• Required work:
Write out the entries below once more, exactly, with the pictures left out.

• Source data:
+ + + +

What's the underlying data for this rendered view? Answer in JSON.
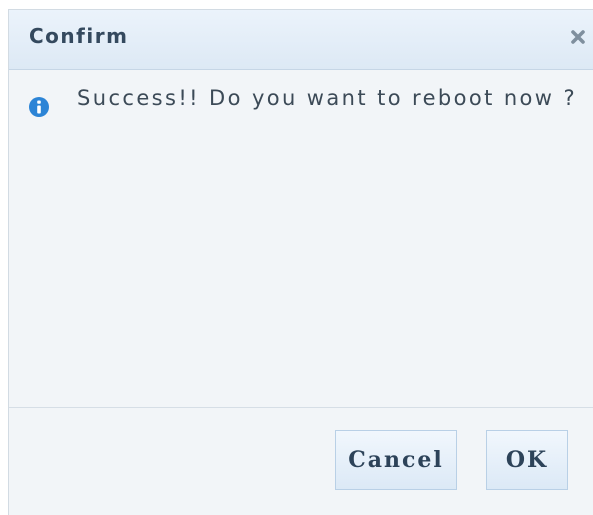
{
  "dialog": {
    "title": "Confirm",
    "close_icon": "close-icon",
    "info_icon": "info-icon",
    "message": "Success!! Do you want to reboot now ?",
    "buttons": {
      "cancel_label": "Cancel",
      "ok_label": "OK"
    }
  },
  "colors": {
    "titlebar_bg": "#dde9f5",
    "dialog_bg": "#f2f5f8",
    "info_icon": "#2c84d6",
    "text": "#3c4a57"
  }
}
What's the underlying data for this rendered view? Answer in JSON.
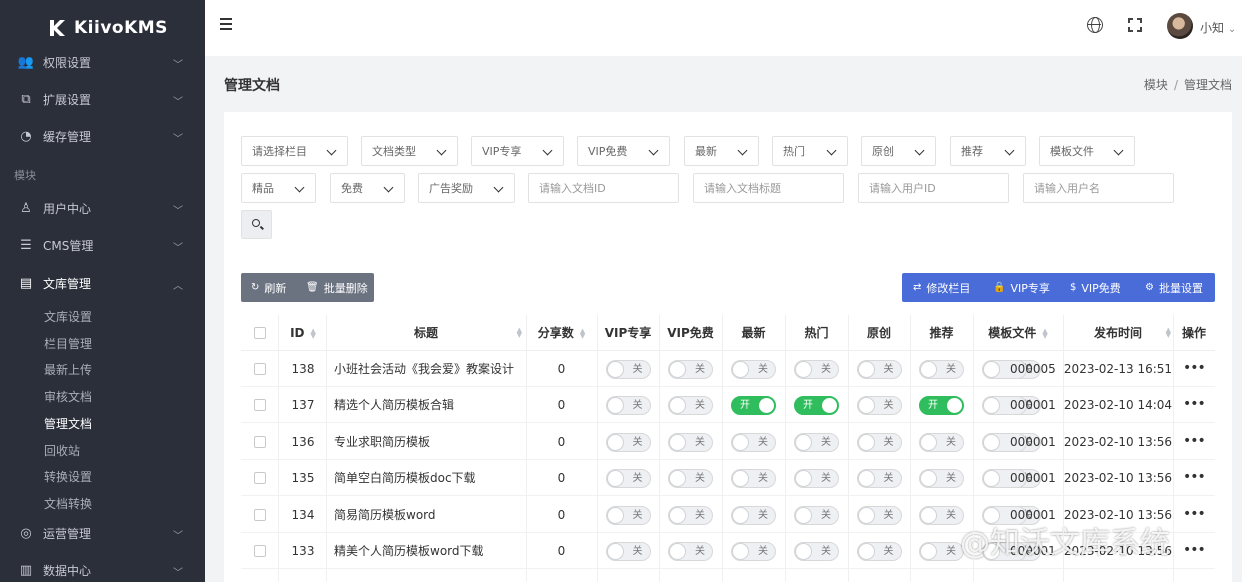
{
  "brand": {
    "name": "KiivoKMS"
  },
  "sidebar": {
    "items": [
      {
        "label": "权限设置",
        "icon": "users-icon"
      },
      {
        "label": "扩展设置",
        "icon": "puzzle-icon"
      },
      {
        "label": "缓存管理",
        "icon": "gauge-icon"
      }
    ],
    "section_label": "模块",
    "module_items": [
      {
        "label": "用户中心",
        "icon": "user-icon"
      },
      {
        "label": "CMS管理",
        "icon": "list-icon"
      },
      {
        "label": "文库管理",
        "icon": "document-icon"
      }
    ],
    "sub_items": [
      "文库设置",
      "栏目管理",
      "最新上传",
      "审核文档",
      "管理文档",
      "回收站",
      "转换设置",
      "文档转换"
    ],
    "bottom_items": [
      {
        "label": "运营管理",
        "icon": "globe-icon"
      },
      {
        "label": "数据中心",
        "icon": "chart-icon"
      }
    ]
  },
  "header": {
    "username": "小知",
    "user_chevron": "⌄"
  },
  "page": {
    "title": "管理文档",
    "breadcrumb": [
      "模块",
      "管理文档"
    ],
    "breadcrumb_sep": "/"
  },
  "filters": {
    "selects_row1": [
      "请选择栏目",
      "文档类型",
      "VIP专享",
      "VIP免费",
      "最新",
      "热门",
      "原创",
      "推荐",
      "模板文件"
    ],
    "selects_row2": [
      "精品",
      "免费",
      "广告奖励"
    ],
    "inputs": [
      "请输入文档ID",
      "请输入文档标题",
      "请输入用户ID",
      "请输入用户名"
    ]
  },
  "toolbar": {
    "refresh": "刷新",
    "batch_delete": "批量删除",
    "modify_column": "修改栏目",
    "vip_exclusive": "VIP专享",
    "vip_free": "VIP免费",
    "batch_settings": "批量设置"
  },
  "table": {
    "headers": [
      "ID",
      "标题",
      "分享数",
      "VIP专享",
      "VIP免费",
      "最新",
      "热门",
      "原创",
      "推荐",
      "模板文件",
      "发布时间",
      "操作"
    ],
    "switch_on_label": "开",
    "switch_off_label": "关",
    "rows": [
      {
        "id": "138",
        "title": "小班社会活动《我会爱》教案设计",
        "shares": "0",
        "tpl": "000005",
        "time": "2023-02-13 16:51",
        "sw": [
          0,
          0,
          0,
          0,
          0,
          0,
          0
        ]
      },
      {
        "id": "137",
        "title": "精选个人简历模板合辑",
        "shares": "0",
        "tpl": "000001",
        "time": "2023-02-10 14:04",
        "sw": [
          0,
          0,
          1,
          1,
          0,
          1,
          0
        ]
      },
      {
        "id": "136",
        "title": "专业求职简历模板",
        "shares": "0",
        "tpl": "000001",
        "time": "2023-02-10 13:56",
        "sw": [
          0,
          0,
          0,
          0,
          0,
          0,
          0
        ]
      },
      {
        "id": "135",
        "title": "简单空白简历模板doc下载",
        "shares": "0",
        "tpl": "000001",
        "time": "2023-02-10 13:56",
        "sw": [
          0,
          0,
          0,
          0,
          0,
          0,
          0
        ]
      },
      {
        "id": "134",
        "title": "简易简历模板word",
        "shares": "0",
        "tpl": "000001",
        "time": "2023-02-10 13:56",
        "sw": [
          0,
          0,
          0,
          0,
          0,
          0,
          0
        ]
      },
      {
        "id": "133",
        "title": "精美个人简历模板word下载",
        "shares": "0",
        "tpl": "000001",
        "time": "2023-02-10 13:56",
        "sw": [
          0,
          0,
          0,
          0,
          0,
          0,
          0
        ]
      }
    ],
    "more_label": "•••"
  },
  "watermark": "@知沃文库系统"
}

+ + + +

• Result of the task:
What's the underlying data for this rendered view? Answer in JSON.
{
  "dialog": {
    "title": "Confirm",
    "close_icon": "close-icon",
    "info_icon": "info-icon",
    "message": "Success!! Do you want to reboot now ?",
    "buttons": {
      "cancel_label": "Cancel",
      "ok_label": "OK"
    }
  },
  "colors": {
    "titlebar_bg": "#dde9f5",
    "dialog_bg": "#f2f5f8",
    "info_icon": "#2c84d6",
    "text": "#3c4a57"
  }
}
What's the underlying data for this rendered view? Answer in JSON.
{
  "brand": {
    "name": "KiivoKMS"
  },
  "sidebar": {
    "items": [
      {
        "label": "权限设置",
        "icon": "users-icon"
      },
      {
        "label": "扩展设置",
        "icon": "puzzle-icon"
      },
      {
        "label": "缓存管理",
        "icon": "gauge-icon"
      }
    ],
    "section_label": "模块",
    "module_items": [
      {
        "label": "用户中心",
        "icon": "user-icon"
      },
      {
        "label": "CMS管理",
        "icon": "list-icon"
      },
      {
        "label": "文库管理",
        "icon": "document-icon"
      }
    ],
    "sub_items": [
      "文库设置",
      "栏目管理",
      "最新上传",
      "审核文档",
      "管理文档",
      "回收站",
      "转换设置",
      "文档转换"
    ],
    "bottom_items": [
      {
        "label": "运营管理",
        "icon": "globe-icon"
      },
      {
        "label": "数据中心",
        "icon": "chart-icon"
      }
    ]
  },
  "header": {
    "username": "小知",
    "user_chevron": "⌄"
  },
  "page": {
    "title": "管理文档",
    "breadcrumb": [
      "模块",
      "管理文档"
    ],
    "breadcrumb_sep": "/"
  },
  "filters": {
    "selects_row1": [
      "请选择栏目",
      "文档类型",
      "VIP专享",
      "VIP免费",
      "最新",
      "热门",
      "原创",
      "推荐",
      "模板文件"
    ],
    "selects_row2": [
      "精品",
      "免费",
      "广告奖励"
    ],
    "inputs": [
      "请输入文档ID",
      "请输入文档标题",
      "请输入用户ID",
      "请输入用户名"
    ]
  },
  "toolbar": {
    "refresh": "刷新",
    "batch_delete": "批量删除",
    "modify_column": "修改栏目",
    "vip_exclusive": "VIP专享",
    "vip_free": "VIP免费",
    "batch_settings": "批量设置"
  },
  "table": {
    "headers": [
      "ID",
      "标题",
      "分享数",
      "VIP专享",
      "VIP免费",
      "最新",
      "热门",
      "原创",
      "推荐",
      "模板文件",
      "发布时间",
      "操作"
    ],
    "switch_on_label": "开",
    "switch_off_label": "关",
    "rows": [
      {
        "id": "138",
        "title": "小班社会活动《我会爱》教案设计",
        "shares": "0",
        "tpl": "000005",
        "time": "2023-02-13 16:51",
        "sw": [
          0,
          0,
          0,
          0,
          0,
          0,
          0
        ]
      },
      {
        "id": "137",
        "title": "精选个人简历模板合辑",
        "shares": "0",
        "tpl": "000001",
        "time": "2023-02-10 14:04",
        "sw": [
          0,
          0,
          1,
          1,
          0,
          1,
          0
        ]
      },
      {
        "id": "136",
        "title": "专业求职简历模板",
        "shares": "0",
        "tpl": "000001",
        "time": "2023-02-10 13:56",
        "sw": [
          0,
          0,
          0,
          0,
          0,
          0,
          0
        ]
      },
      {
        "id": "135",
        "title": "简单空白简历模板doc下载",
        "shares": "0",
        "tpl": "000001",
        "time": "2023-02-10 13:56",
        "sw": [
          0,
          0,
          0,
          0,
          0,
          0,
          0
        ]
      },
      {
        "id": "134",
        "title": "简易简历模板word",
        "shares": "0",
        "tpl": "000001",
        "time": "2023-02-10 13:56",
        "sw": [
          0,
          0,
          0,
          0,
          0,
          0,
          0
        ]
      },
      {
        "id": "133",
        "title": "精美个人简历模板word下载",
        "shares": "0",
        "tpl": "000001",
        "time": "2023-02-10 13:56",
        "sw": [
          0,
          0,
          0,
          0,
          0,
          0,
          0
        ]
      }
    ],
    "more_label": "•••"
  },
  "watermark": "@知沃文库系统"
}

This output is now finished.